Motorcyclists are often pegged as aggressive and reckless when it comes to on-the-road behavior—and this stereotype can be amplified at the scene of a collision. Many people consider motorcyclists to be irresponsible on the road—and this includes jurors. It is essential for any legal case regarding a motorcycle accident to expose biases and show in court that the bike owner has a history as a responsible driver. Insurance adjusters may also try to place blame on the motorcycle owner, even if the driver of a car is responsible.

Serious Injuries Resulting From A Motocycle Accident

Overall, motorcycle accident injuries tend to be more severe than those in an auto accident. Motorcycle riding is obviously more open and exposed, which increases risk. One particularly difficult injury is known simply as road rash—many motorcyclists who have been in accidents consider this to be more painful than even broken bones. Road rash should be worked into any compensation claim, as it is a part of recovery just as a fracture would be.

Environmental Risks

Simply being on the open road can put you at risk—both when it comes to safety and who is to blame when something goes wrong. In many collisions, a car driver blames the motorcyclist when the weather isn’t ideal. While rain and wind gusts can definitely affect a motorcycle more than a car, the truth of the matter is cars often do not leave enough room for motorcyclists to make corrections. Rain can also cause hazards and a heightened risk of losing control of a bike, and dark skies make it more difficult for car drivers to see motorcyclists. Car drivers will sometimes claim they can’t see motorcyclists even in ideal weather conditions, also known as a “Looked But Failed to See” (LBFTS) accident.

Have You Been Injured In A Motorcycle Accident?

If you've been injured in a motorcycle accident you need to speak with an experienced motorcycle accident attorney as soon as possible. Please contact us online or call our Fairfax, Virginia personal injury law office at 703.277.2811 to schedule your free consultation. We help clients throughout Washington D.C., Maryland and Virginia and look forward to helping you.

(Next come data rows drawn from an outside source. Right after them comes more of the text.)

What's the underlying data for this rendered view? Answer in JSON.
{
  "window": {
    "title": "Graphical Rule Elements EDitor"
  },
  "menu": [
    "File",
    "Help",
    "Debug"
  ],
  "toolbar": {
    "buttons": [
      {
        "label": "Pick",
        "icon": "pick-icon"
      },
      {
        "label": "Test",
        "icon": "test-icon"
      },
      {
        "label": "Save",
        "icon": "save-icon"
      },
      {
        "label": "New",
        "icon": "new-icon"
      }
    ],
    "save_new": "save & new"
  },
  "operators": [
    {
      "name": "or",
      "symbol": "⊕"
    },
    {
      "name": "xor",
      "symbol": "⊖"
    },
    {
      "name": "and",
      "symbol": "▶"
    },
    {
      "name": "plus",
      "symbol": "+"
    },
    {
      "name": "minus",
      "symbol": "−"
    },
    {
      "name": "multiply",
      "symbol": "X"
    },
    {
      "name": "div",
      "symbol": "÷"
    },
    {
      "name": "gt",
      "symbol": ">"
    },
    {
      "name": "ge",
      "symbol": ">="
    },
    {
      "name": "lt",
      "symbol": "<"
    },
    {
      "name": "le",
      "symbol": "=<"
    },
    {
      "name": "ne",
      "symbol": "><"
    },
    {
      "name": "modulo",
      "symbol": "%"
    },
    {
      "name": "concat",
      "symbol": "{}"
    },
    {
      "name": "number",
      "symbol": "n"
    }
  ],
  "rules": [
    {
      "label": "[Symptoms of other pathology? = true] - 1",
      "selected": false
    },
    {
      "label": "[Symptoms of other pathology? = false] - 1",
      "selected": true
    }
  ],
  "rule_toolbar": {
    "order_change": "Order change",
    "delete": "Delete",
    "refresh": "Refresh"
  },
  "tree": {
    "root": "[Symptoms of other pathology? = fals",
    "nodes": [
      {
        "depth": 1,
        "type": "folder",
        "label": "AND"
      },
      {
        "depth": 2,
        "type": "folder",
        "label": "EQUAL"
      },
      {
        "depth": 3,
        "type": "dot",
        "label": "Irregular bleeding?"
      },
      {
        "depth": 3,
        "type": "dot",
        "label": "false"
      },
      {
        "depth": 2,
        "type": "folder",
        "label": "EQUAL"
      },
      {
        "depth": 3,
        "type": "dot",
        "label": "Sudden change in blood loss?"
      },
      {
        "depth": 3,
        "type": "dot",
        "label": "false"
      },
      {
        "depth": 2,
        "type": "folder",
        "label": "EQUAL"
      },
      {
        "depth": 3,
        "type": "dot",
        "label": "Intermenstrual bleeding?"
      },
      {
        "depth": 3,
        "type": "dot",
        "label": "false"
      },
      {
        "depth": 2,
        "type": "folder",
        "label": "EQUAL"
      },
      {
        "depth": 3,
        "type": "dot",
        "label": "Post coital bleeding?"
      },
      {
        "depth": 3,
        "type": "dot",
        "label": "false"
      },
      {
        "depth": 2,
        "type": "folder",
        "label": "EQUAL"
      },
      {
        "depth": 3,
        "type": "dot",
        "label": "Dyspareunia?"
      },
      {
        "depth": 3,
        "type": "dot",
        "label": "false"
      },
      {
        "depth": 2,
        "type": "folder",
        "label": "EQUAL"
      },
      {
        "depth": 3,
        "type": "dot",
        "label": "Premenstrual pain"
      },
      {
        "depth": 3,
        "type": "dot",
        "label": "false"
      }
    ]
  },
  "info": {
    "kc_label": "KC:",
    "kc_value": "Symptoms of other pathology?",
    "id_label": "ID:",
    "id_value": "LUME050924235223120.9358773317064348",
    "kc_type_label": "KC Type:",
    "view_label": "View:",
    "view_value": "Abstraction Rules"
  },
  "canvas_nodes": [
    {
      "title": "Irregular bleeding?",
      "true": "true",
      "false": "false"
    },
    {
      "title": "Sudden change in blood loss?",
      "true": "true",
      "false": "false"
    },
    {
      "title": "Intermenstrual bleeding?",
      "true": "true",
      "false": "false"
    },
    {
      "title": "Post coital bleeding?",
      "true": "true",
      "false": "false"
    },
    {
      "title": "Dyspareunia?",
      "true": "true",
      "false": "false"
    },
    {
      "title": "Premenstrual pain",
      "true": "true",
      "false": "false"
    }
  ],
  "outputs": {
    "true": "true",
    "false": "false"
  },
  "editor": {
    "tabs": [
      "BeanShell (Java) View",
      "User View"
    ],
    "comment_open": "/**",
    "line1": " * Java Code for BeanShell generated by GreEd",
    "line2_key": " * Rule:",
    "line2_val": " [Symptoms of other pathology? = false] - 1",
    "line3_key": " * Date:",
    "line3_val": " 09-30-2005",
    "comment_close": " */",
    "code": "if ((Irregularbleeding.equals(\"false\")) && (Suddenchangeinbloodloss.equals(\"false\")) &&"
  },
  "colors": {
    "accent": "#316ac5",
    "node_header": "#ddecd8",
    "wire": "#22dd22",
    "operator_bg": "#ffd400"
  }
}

Related Links:

  • Helping Injured Motorcycle Riders Get the Compensation They Deserve

  • Mistakes to Avoid at the Scene of a Northern Virginia Crash

  • Back and Spinal Cord Injuries